Wrapped UpBut we were there for the songs, and in that department, he was absolutely ace. I recognised most of them; he kicked off with You Don’t Know Love, which was a great starter, and followed it with Wrapped Up, the essence of bubblegum pop and a huge crowd-pleaser. The others that I really enjoyed were Heart Skips A Beat – which he could probably have performed three or four times and no one would have minded; and three absolute classics of modern pop, Dear Darlin’, Mr Flag’s favourite Dance With Me Tonight, and my favourite, Troublemaker.

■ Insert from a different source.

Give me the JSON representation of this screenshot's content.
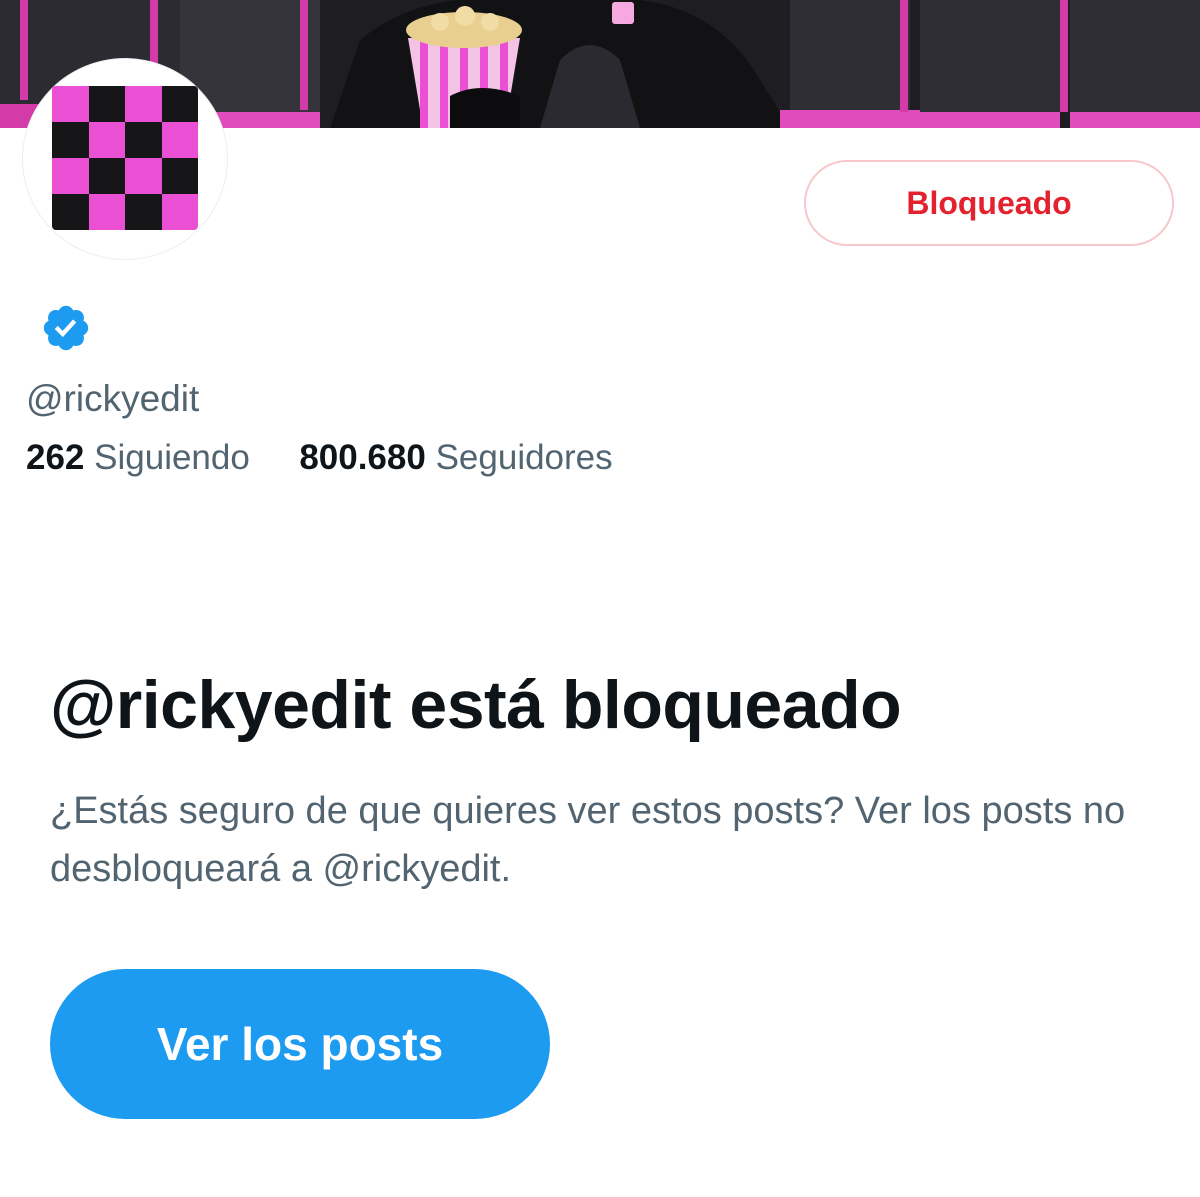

And another songHe showed disarming honesty by saying that normally a performer would go off at the end, wait a few minutes then come on again for an encore; but we all know the going-off is fake, so what’s the point? So he simply stayed on to perform Mrs Flag’s favourite, Kiss Me, and finally Years & Years, which I hadn’t downloaded earlier in the week, so left me slightly dissatisfied for a final memory; particularly as he didn’t sing Please Don’t Let Me Go, which is my other favourite. Still, I got a pretty good hit-rate for the songs I knew and liked. Oh – he also performed his duet with Louisa Johnson, Unpredictable. I liked it; Mrs C was not so sure. The one thing we all agreed was that he’d be perfect for Eurovision. No, honestly, he really, really would.

TroublemakerOlly Murs is a terrific showman and packed his 90 minutes with vitality and energy. Sometimes you see an established act and feel a little short-changed, as though they were phoning it in. Not so with Mr Murs, you couldn’t ask for more conviction and pizazz from a performance. He’s about two-thirds of the way through his tour, but there are still plenty of opportunities to see him all round the country between now and 27th August, and I can guarantee you’ll have a great time.

P. S. Apparently it’s compulsory at an Olly Murs concert to chant out Olly, Olly, Olly, Oi, Oi, Oi. Several waves of this refrain drifted out from the ground towards the stage during the course of the evening. I broke the bye-law by not joining in, but Mr Flag was giving it large, like the great big kid he is. I’m not sure how much Mrs Flag appreciated it being bellowed in her ear.